Records from a collection

━━━━━━━━━━━━━━━━

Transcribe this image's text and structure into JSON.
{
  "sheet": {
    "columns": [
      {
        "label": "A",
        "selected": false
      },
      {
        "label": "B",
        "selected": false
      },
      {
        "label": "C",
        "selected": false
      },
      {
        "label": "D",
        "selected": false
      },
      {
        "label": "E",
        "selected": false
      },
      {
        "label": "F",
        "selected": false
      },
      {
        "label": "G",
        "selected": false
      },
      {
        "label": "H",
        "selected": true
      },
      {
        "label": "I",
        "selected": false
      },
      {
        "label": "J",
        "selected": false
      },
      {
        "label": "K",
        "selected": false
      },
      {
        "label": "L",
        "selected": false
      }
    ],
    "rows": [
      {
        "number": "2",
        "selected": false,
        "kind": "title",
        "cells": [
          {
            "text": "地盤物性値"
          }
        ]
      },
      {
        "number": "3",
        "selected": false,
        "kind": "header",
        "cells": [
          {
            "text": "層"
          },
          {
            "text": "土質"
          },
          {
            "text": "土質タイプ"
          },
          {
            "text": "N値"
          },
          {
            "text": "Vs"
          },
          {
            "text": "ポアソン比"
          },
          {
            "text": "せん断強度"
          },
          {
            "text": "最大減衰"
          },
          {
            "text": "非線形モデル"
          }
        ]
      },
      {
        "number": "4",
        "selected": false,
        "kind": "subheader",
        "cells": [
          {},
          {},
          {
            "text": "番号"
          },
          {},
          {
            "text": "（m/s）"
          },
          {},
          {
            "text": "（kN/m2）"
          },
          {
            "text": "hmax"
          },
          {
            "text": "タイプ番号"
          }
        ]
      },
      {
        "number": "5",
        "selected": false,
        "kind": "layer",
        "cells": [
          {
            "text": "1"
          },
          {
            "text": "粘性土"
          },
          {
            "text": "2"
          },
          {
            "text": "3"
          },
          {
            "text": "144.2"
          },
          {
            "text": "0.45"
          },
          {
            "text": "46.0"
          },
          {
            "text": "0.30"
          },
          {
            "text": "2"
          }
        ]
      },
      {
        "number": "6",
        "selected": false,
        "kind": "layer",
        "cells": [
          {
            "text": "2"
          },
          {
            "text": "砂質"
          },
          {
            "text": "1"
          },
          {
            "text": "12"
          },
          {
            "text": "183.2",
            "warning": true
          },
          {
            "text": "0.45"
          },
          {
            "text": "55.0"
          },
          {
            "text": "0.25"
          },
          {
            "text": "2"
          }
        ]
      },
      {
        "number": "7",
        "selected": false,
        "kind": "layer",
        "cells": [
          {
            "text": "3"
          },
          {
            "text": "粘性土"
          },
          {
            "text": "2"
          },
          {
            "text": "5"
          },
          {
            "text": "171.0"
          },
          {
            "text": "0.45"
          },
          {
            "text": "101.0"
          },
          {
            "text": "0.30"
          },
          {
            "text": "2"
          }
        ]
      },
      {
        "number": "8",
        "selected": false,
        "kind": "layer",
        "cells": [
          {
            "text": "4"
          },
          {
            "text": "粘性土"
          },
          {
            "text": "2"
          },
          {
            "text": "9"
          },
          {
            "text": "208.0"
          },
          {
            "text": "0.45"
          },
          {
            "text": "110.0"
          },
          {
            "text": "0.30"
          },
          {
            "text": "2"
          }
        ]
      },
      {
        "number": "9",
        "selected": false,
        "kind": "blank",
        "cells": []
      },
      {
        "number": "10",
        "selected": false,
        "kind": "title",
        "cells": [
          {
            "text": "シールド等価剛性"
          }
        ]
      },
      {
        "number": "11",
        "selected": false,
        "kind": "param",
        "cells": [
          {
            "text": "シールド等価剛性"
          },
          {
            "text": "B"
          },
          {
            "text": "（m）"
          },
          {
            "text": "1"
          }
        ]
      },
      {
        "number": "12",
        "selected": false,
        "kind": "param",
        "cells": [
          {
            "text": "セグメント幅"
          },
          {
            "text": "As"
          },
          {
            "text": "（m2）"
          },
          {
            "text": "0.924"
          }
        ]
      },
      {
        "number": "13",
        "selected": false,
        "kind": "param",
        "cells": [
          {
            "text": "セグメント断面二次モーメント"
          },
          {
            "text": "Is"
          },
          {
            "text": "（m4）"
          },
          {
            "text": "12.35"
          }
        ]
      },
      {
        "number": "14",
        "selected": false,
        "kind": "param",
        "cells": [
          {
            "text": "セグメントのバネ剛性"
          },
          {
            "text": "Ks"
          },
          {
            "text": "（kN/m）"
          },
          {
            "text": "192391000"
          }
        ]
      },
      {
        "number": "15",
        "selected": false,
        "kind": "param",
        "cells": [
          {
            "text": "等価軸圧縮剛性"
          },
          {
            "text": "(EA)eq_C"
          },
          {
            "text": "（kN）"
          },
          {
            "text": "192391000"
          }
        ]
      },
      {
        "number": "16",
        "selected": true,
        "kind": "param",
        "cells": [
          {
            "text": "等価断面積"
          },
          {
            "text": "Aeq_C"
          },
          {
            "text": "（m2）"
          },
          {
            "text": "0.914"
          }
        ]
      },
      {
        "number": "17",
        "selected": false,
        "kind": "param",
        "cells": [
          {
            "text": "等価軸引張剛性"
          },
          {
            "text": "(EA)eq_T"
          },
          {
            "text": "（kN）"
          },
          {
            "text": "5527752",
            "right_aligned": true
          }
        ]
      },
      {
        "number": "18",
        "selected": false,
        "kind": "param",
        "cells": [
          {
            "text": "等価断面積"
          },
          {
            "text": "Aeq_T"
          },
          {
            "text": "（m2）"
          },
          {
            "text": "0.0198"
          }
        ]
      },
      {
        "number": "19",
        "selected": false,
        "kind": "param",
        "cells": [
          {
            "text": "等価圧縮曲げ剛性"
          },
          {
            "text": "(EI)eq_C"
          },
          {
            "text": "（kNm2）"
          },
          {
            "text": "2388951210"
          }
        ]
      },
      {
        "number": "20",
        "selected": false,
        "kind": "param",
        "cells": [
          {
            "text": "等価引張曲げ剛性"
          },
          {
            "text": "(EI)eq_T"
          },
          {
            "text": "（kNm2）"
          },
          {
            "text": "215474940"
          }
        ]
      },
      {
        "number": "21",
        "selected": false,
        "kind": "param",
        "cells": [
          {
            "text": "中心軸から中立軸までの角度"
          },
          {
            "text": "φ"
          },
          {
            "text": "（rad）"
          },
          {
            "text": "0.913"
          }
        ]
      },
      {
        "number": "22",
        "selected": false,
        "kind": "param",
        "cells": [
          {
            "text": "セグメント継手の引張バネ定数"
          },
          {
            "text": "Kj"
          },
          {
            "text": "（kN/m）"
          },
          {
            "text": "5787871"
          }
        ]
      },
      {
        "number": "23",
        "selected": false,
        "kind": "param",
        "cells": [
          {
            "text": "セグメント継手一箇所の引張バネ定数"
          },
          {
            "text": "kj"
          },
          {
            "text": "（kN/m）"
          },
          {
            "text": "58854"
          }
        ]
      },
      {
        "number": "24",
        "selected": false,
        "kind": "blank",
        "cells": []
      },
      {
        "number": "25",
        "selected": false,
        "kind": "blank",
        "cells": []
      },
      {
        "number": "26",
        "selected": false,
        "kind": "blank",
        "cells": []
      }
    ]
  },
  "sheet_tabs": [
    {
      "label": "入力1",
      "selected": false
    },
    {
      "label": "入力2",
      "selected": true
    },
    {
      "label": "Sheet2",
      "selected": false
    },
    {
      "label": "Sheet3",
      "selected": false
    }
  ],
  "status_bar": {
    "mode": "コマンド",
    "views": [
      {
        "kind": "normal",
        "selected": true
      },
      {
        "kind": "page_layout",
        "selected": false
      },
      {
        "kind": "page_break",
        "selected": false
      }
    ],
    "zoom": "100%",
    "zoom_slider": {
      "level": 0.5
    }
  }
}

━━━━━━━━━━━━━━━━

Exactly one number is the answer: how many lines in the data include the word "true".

6